## DIRECTIONS
Report each line below that carries the word "name".

Start of INPUT FOR THIS TASK

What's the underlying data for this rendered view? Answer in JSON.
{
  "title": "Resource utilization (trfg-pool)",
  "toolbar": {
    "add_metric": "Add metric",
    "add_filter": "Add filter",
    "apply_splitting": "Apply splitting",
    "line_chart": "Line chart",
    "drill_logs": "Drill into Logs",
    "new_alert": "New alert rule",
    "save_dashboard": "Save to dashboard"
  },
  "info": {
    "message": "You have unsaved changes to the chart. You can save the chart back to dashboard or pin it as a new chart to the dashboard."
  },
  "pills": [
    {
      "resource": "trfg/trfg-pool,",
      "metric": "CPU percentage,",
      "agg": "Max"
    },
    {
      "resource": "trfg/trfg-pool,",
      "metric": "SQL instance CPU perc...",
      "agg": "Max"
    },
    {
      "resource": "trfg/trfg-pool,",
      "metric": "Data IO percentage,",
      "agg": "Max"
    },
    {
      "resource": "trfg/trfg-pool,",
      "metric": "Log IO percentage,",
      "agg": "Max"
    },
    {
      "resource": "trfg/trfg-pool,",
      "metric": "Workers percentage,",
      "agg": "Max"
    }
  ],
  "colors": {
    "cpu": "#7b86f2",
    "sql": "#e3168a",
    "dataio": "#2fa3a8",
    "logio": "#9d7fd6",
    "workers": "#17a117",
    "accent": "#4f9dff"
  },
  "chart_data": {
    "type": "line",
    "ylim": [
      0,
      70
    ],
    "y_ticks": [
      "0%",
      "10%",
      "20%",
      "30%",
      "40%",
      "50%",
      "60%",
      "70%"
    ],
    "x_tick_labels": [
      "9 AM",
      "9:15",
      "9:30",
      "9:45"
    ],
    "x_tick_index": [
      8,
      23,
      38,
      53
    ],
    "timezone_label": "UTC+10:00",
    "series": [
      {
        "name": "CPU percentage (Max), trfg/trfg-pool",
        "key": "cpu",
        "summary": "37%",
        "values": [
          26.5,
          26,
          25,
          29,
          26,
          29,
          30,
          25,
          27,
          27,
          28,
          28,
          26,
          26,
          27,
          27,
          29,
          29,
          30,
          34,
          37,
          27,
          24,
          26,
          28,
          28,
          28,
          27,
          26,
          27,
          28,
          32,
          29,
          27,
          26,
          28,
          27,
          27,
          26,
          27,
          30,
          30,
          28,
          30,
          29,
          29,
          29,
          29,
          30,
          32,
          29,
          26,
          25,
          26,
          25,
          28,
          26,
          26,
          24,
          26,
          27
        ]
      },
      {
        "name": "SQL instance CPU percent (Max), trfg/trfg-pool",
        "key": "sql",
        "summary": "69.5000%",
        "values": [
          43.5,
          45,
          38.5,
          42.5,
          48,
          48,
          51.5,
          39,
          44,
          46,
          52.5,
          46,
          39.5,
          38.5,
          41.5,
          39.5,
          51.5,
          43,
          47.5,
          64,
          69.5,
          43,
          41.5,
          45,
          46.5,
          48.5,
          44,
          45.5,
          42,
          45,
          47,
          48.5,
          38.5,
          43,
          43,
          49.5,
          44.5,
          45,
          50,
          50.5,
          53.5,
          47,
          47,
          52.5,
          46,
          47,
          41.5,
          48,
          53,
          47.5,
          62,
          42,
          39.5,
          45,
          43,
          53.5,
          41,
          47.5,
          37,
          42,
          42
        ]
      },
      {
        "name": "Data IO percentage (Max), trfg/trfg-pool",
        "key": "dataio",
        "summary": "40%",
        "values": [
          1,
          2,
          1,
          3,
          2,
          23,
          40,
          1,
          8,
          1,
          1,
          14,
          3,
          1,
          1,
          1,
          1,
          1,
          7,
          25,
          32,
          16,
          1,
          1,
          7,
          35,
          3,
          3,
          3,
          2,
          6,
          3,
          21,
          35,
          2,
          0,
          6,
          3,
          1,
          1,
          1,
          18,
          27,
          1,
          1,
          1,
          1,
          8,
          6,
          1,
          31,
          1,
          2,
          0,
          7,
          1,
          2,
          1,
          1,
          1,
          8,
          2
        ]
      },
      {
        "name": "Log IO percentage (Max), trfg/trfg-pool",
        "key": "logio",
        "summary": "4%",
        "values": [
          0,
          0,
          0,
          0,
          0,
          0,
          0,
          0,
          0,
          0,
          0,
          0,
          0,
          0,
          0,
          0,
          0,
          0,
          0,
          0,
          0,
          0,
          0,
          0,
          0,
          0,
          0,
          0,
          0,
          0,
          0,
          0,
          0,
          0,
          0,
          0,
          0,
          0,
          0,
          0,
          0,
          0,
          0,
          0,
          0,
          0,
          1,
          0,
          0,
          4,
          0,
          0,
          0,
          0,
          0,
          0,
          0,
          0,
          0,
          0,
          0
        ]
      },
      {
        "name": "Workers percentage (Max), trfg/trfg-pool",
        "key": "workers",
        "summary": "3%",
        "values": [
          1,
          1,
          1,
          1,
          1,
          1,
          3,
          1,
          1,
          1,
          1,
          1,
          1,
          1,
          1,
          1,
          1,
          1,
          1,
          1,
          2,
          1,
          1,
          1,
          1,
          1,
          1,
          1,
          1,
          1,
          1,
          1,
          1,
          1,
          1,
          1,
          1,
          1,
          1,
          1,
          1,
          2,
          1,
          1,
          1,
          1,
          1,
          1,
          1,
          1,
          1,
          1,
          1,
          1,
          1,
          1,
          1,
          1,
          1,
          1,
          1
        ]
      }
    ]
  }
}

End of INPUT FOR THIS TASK

## WRITTEN SOLUTION
        "name": "CPU percentage (Max), trfg/trfg-pool",
        "name": "SQL instance CPU percent (Max), trfg/trfg-pool",
        "name": "Data IO percentage (Max), trfg/trfg-pool",
        "name": "Log IO percentage (Max), trfg/trfg-pool",
        "name": "Workers percentage (Max), trfg/trfg-pool",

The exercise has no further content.